The combination of a new mindset from their owners and the way that money is streamlining through the rest of the Majors because of local TV contracts has suddenly restricted the Yankees from being the free agency behemoths they once were. This doesn’t mean that all 29 other teams still aren’t petrified of them, however.

League executives thought they were in on free agent pitcher Jon Lester:

Despite the apparent fear from rival GM’s, Brian Cashman and the Yankees never appeared to be in on the Lester sweepstakes. They have remained unusually dormant.

Their inactivity has been so shocking that super agent Scott Boras has begun poking a stick at Brian Cashman, hoping to have New York engage in the bidding for the services of free agent Max Scherzer, whom is his client.

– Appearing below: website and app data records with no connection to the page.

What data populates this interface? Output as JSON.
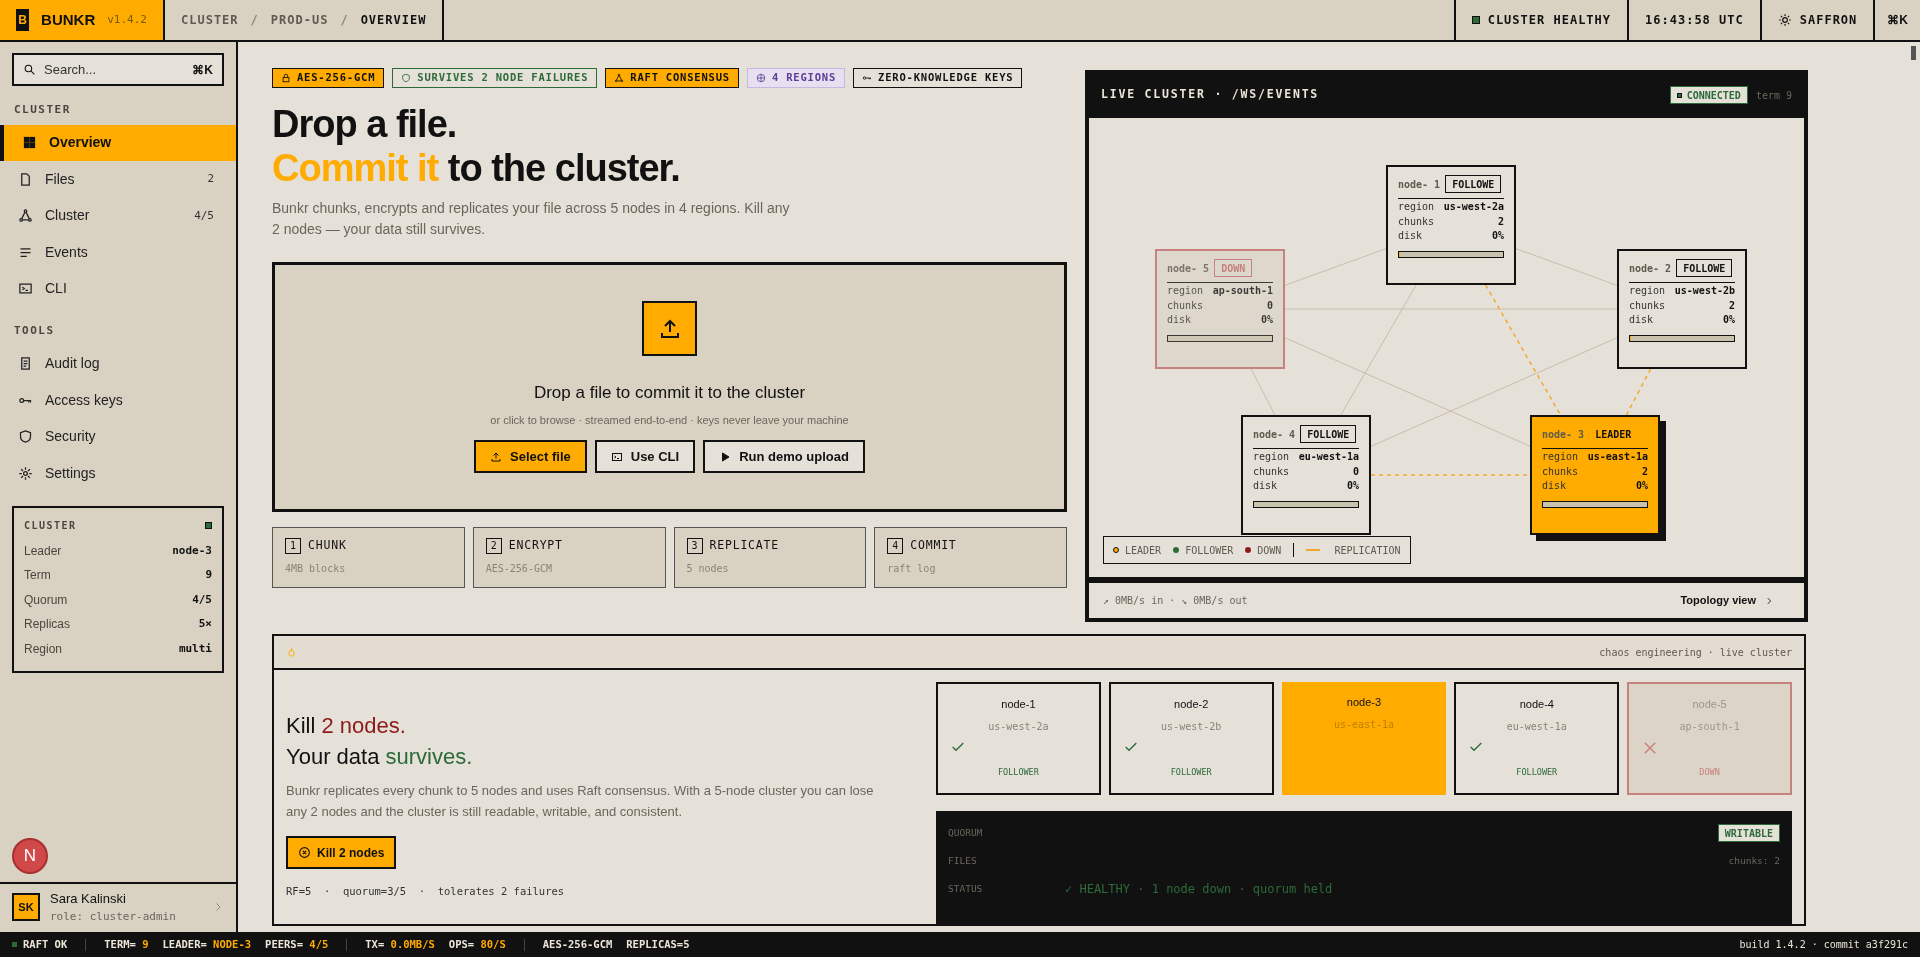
{
  "topbar": {
    "logo": "B",
    "brand": "BUNKR",
    "version": "v1.4.2",
    "breadcrumbs": [
      {
        "label": "CLUSTER",
        "selected": false
      },
      {
        "label": "PROD-US",
        "selected": false
      },
      {
        "label": "OVERVIEW",
        "selected": true
      }
    ],
    "separator": "/",
    "status": "CLUSTER HEALTHY",
    "time": "16:43:58 UTC",
    "theme": "SAFFRON",
    "shortcut": "⌘K"
  },
  "sidebar": {
    "search": {
      "placeholder": "Search...",
      "shortcut": "⌘K"
    },
    "sections": [
      {
        "title": "CLUSTER",
        "items": [
          {
            "label": "Overview",
            "selected": true
          },
          {
            "label": "Files",
            "count": "2",
            "selected": false
          },
          {
            "label": "Cluster",
            "count": "4/5",
            "selected": false
          },
          {
            "label": "Events",
            "selected": false
          },
          {
            "label": "CLI",
            "selected": false
          }
        ]
      },
      {
        "title": "TOOLS",
        "items": [
          {
            "label": "Audit log",
            "selected": false
          },
          {
            "label": "Access keys",
            "selected": false
          },
          {
            "label": "Security",
            "selected": false
          },
          {
            "label": "Settings",
            "selected": false
          }
        ]
      }
    ],
    "cluster_card": {
      "title": "CLUSTER",
      "rows": [
        {
          "label": "Leader",
          "value": "node-3"
        },
        {
          "label": "Term",
          "value": "9"
        },
        {
          "label": "Quorum",
          "value": "4/5"
        },
        {
          "label": "Replicas",
          "value": "5×"
        },
        {
          "label": "Region",
          "value": "multi"
        }
      ]
    },
    "user": {
      "initials": "SK",
      "name": "Sara Kalinski",
      "role": "role: cluster-admin"
    }
  },
  "dev_badge": "N",
  "hero": {
    "badges": [
      {
        "label": "AES-256-GCM",
        "kind": "accent"
      },
      {
        "label": "SURVIVES 2 NODE FAILURES",
        "kind": "success"
      },
      {
        "label": "RAFT CONSENSUS",
        "kind": "accent"
      },
      {
        "label": "4 REGIONS",
        "kind": "info"
      },
      {
        "label": "ZERO-KNOWLEDGE KEYS",
        "kind": "plain"
      }
    ],
    "title_lines": [
      [
        {
          "text": "Drop a file."
        }
      ],
      [
        {
          "text": "Commit it",
          "kind": "accent"
        },
        {
          "text": " to the cluster."
        }
      ]
    ],
    "description": "Bunkr chunks, encrypts and replicates your file across 5 nodes in 4 regions. Kill any 2 nodes — your data still survives.",
    "dropzone": {
      "title": "Drop a file to commit it to the cluster",
      "subtitle": "or click to browse · streamed end-to-end · keys never leave your machine",
      "buttons": [
        {
          "label": "Select file",
          "kind": "primary"
        },
        {
          "label": "Use CLI",
          "kind": "secondary"
        },
        {
          "label": "Run demo upload",
          "kind": "secondary"
        }
      ]
    },
    "steps": [
      {
        "number": "1",
        "title": "CHUNK",
        "detail": "4MB blocks"
      },
      {
        "number": "2",
        "title": "ENCRYPT",
        "detail": "AES-256-GCM"
      },
      {
        "number": "3",
        "title": "REPLICATE",
        "detail": "5 nodes"
      },
      {
        "number": "4",
        "title": "COMMIT",
        "detail": "raft log"
      }
    ]
  },
  "live_cluster": {
    "title": "LIVE CLUSTER · /WS/EVENTS",
    "connection": "CONNECTED",
    "term": "term 9",
    "nodes": [
      {
        "name": "node- 1",
        "role": "FOLLOWE",
        "kind": "follower",
        "rows": [
          {
            "label": "region",
            "value": "us-west-2a"
          },
          {
            "label": "chunks",
            "value": "2"
          },
          {
            "label": "disk",
            "value": "0%"
          }
        ],
        "level": 0.01
      },
      {
        "name": "node- 5",
        "role": "DOWN",
        "kind": "down",
        "rows": [
          {
            "label": "region",
            "value": "ap-south-1"
          },
          {
            "label": "chunks",
            "value": "0"
          },
          {
            "label": "disk",
            "value": "0%"
          }
        ]
      },
      {
        "name": "node- 2",
        "role": "FOLLOWE",
        "kind": "follower",
        "rows": [
          {
            "label": "region",
            "value": "us-west-2b"
          },
          {
            "label": "chunks",
            "value": "2"
          },
          {
            "label": "disk",
            "value": "0%"
          }
        ],
        "level": 0.01
      },
      {
        "name": "node- 4",
        "role": "FOLLOWE",
        "kind": "follower",
        "rows": [
          {
            "label": "region",
            "value": "eu-west-1a"
          },
          {
            "label": "chunks",
            "value": "0"
          },
          {
            "label": "disk",
            "value": "0%"
          }
        ]
      },
      {
        "name": "node- 3",
        "role": "LEADER",
        "kind": "leader",
        "rows": [
          {
            "label": "region",
            "value": "us-east-1a"
          },
          {
            "label": "chunks",
            "value": "2"
          },
          {
            "label": "disk",
            "value": "0%"
          }
        ]
      }
    ],
    "legend": [
      {
        "label": "LEADER",
        "kind": "leader"
      },
      {
        "label": "FOLLOWER",
        "kind": "follower"
      },
      {
        "label": "DOWN",
        "kind": "down"
      },
      {
        "label": "REPLICATION",
        "kind": "replication"
      }
    ],
    "throughput": "↗ 0MB/s in · ↘ 0MB/s out",
    "link": "Topology view"
  },
  "chaos": {
    "tagline": "chaos engineering · live cluster",
    "title_lines": [
      [
        {
          "text": "Kill "
        },
        {
          "text": "2 nodes.",
          "kind": "danger"
        }
      ],
      [
        {
          "text": "Your data "
        },
        {
          "text": "survives.",
          "kind": "success"
        }
      ]
    ],
    "description": "Bunkr replicates every chunk to 5 nodes and uses Raft consensus. With a 5-node cluster you can lose any 2 nodes and the cluster is still readable, writable, and consistent.",
    "button": "Kill 2 nodes",
    "footnote": "RF=5  ·  quorum=3/5  ·  tolerates 2 failures",
    "nodes": [
      {
        "name": "node-1",
        "region": "us-west-2a",
        "status": "FOLLOWER",
        "kind": "follower"
      },
      {
        "name": "node-2",
        "region": "us-west-2b",
        "status": "FOLLOWER",
        "kind": "follower"
      },
      {
        "name": "node-3",
        "region": "us-east-1a",
        "kind": "leader"
      },
      {
        "name": "node-4",
        "region": "eu-west-1a",
        "status": "FOLLOWER",
        "kind": "follower"
      },
      {
        "name": "node-5",
        "region": "ap-south-1",
        "status": "DOWN",
        "kind": "down"
      }
    ],
    "terminal": [
      {
        "label": "QUORUM",
        "value": "WRITABLE",
        "kind": "badge"
      },
      {
        "label": "FILES",
        "value": "chunks: 2",
        "kind": "right"
      },
      {
        "label": "STATUS",
        "value": "✓ HEALTHY · 1 node down · quorum held",
        "kind": "status"
      }
    ]
  },
  "status_bar": {
    "health": "RAFT OK",
    "groups": [
      [
        {
          "label": "TERM=",
          "value": "9"
        },
        {
          "label": "LEADER=",
          "value": "NODE-3"
        },
        {
          "label": "PEERS=",
          "value": "4/5"
        }
      ],
      [
        {
          "label": "TX=",
          "value": "0.0MB/S"
        },
        {
          "label": "OPS=",
          "value": "80/S"
        }
      ],
      [
        {
          "label": "AES-256-GCM"
        },
        {
          "label": "REPLICAS=5"
        }
      ]
    ],
    "build": "build 1.4.2 · commit a3f291c"
  }
}
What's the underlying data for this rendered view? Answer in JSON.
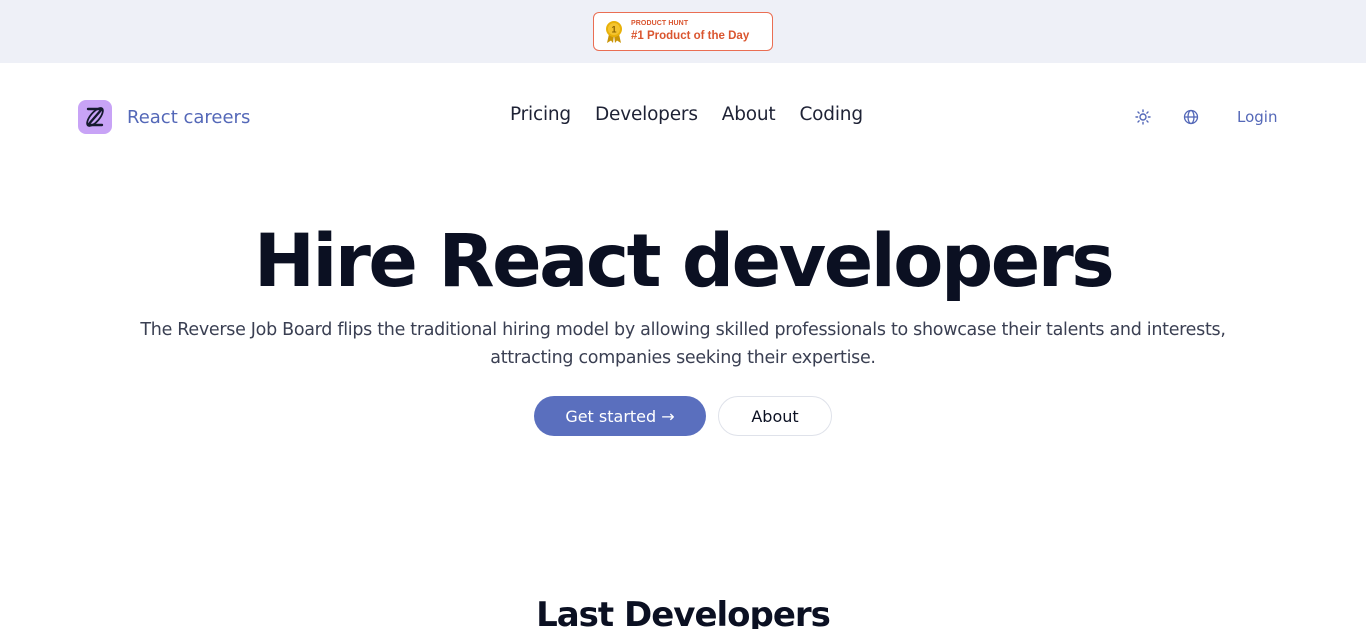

All of the waiting and reluctance to spend on their own free agents (Brandon McCarthy and David Robertson) leads me to believe that Cashman has something big in store during the upcoming months. Just because he refrained from making noise during the most active Winter Meetings in recent memory doesn’t mean that he is going to sit on the roster as currently constructed.

Perhaps the Yankees are waiting for the market for Scherzer to climb down (he’s reportedly seeking upwards of a whopping $200 million). Maybe they are waiting to pull the trigger on a blockbuster trade for Troy Tulowitzki and thereby shift newly acquired Didi Gregorius over to second base.

There are a bunch of different directions the Yankees can go in the upcoming months, but you can always count on one thing; they will do something big.